Leaving out the images, return the data below exactly as it is written.

[Items from an interface collection]
----

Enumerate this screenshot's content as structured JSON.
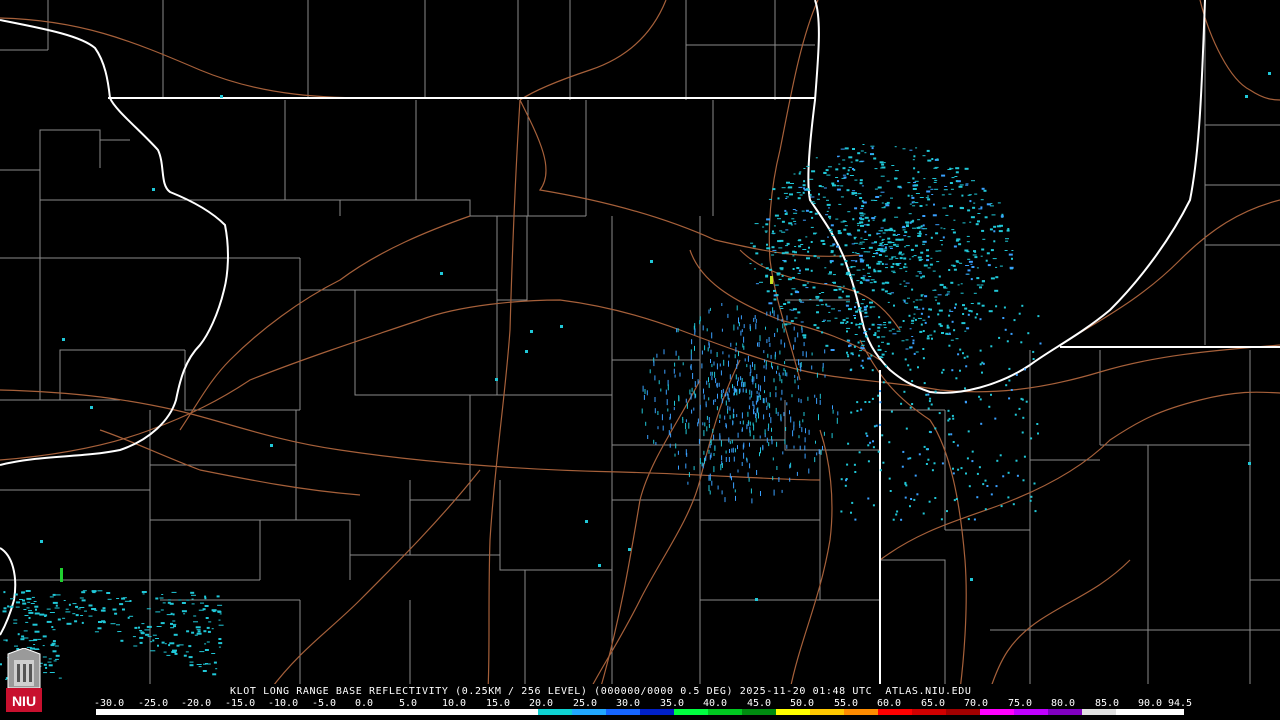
{
  "caption": "KLOT LONG RANGE BASE REFLECTIVITY (0.25KM / 256 LEVEL) (000000/0000 0.5 DEG) 2025-11-20 01:48 UTC  ATLAS.NIU.EDU",
  "logo_text": "NIU",
  "colors": {
    "background": "#000000",
    "state_border": "#ffffff",
    "county_line": "#8a8a8a",
    "highway": "#b0663f",
    "echo_light": "#20c8d8",
    "echo_medium": "#3aa0ff",
    "echo_strong": "#c8e020",
    "echo_green": "#20d030"
  },
  "scale": {
    "labels": [
      "-30.0",
      "-25.0",
      "-20.0",
      "-15.0",
      "-10.0",
      "-5.0",
      "0.0",
      "5.0",
      "10.0",
      "15.0",
      "20.0",
      "25.0",
      "30.0",
      "35.0",
      "40.0",
      "45.0",
      "50.0",
      "55.0",
      "60.0",
      "65.0",
      "70.0",
      "75.0",
      "80.0",
      "85.0",
      "90.0",
      "94.5"
    ],
    "colors": [
      "#ffffff",
      "#ffffff",
      "#ffffff",
      "#ffffff",
      "#ffffff",
      "#ffffff",
      "#ffffff",
      "#ffffff",
      "#ffffff",
      "#ffffff",
      "#ffffff",
      "#ffffff",
      "#ffffff",
      "#0fd2d2",
      "#21a8ff",
      "#1565ff",
      "#0020c8",
      "#00ff40",
      "#00c820",
      "#008c10",
      "#ffff00",
      "#ffc800",
      "#ff8c00",
      "#ff0000",
      "#d00000",
      "#a00000",
      "#ff00ff",
      "#c000ff",
      "#8000c0",
      "#e0e0e0",
      "#ffffff",
      "#ffffff"
    ]
  }
}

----

▶ _Solution to the exercise_:
Enumerate this screenshot's content as structured JSON.
{
  "caption": "KLOT LONG RANGE BASE REFLECTIVITY (0.25KM / 256 LEVEL) (000000/0000 0.5 DEG) 2025-11-20 01:48 UTC  ATLAS.NIU.EDU",
  "logo_text": "NIU",
  "colors": {
    "background": "#000000",
    "state_border": "#ffffff",
    "county_line": "#8a8a8a",
    "highway": "#b0663f",
    "echo_light": "#20c8d8",
    "echo_medium": "#3aa0ff",
    "echo_strong": "#c8e020",
    "echo_green": "#20d030"
  },
  "scale": {
    "labels": [
      "-30.0",
      "-25.0",
      "-20.0",
      "-15.0",
      "-10.0",
      "-5.0",
      "0.0",
      "5.0",
      "10.0",
      "15.0",
      "20.0",
      "25.0",
      "30.0",
      "35.0",
      "40.0",
      "45.0",
      "50.0",
      "55.0",
      "60.0",
      "65.0",
      "70.0",
      "75.0",
      "80.0",
      "85.0",
      "90.0",
      "94.5"
    ],
    "colors": [
      "#ffffff",
      "#ffffff",
      "#ffffff",
      "#ffffff",
      "#ffffff",
      "#ffffff",
      "#ffffff",
      "#ffffff",
      "#ffffff",
      "#ffffff",
      "#ffffff",
      "#ffffff",
      "#ffffff",
      "#0fd2d2",
      "#21a8ff",
      "#1565ff",
      "#0020c8",
      "#00ff40",
      "#00c820",
      "#008c10",
      "#ffff00",
      "#ffc800",
      "#ff8c00",
      "#ff0000",
      "#d00000",
      "#a00000",
      "#ff00ff",
      "#c000ff",
      "#8000c0",
      "#e0e0e0",
      "#ffffff",
      "#ffffff"
    ]
  }
}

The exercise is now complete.